**WORK INSTRUCTIONS**
Make an exact copy of the records that follow, with each picture omitted.

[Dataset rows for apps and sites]
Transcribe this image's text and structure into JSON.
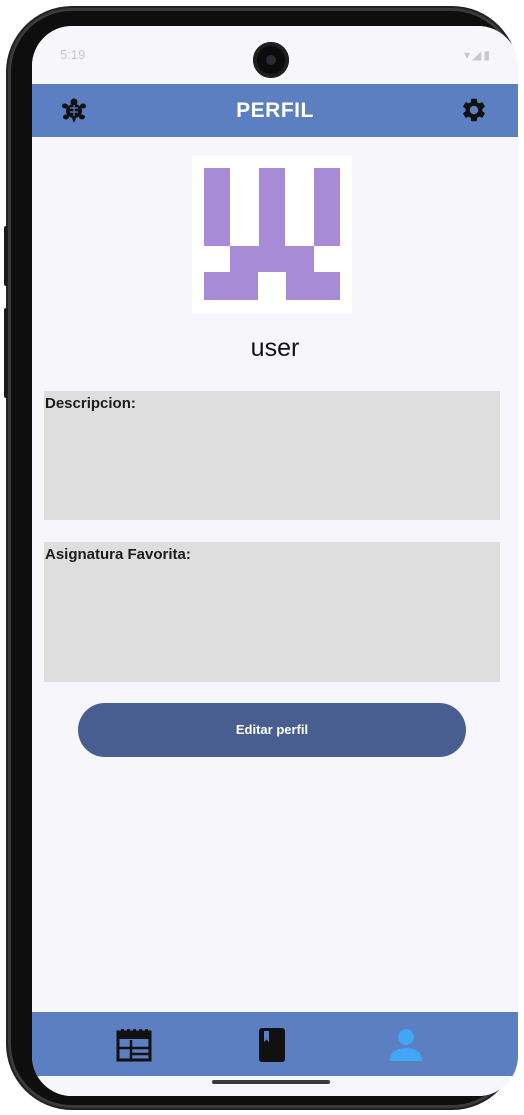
{
  "status_bar": {
    "time": "5:19",
    "right_icons": "▾◢▮"
  },
  "appbar": {
    "title": "PERFIL",
    "left_icon": "turtle-icon",
    "right_icon": "gear-icon",
    "color": "#5b7fc1"
  },
  "profile": {
    "username": "user",
    "avatar_color": "#a78bd6"
  },
  "fields": {
    "description_label": "Descripcion:",
    "favorite_subject_label": "Asignatura Favorita:"
  },
  "edit_button": {
    "label": "Editar perfil",
    "color": "#485d90"
  },
  "bottom_nav": {
    "items": [
      {
        "icon": "calendar-icon",
        "active": false
      },
      {
        "icon": "book-icon",
        "active": false
      },
      {
        "icon": "person-icon",
        "active": true
      }
    ],
    "active_color": "#42a5f5"
  }
}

**ANSWER TO THIS EXERCISE**
Transcribe this image's text and structure into JSON.
{
  "status_bar": {
    "time": "5:19",
    "right_icons": "▾◢▮"
  },
  "appbar": {
    "title": "PERFIL",
    "left_icon": "turtle-icon",
    "right_icon": "gear-icon",
    "color": "#5b7fc1"
  },
  "profile": {
    "username": "user",
    "avatar_color": "#a78bd6"
  },
  "fields": {
    "description_label": "Descripcion:",
    "favorite_subject_label": "Asignatura Favorita:"
  },
  "edit_button": {
    "label": "Editar perfil",
    "color": "#485d90"
  },
  "bottom_nav": {
    "items": [
      {
        "icon": "calendar-icon",
        "active": false
      },
      {
        "icon": "book-icon",
        "active": false
      },
      {
        "icon": "person-icon",
        "active": true
      }
    ],
    "active_color": "#42a5f5"
  }
}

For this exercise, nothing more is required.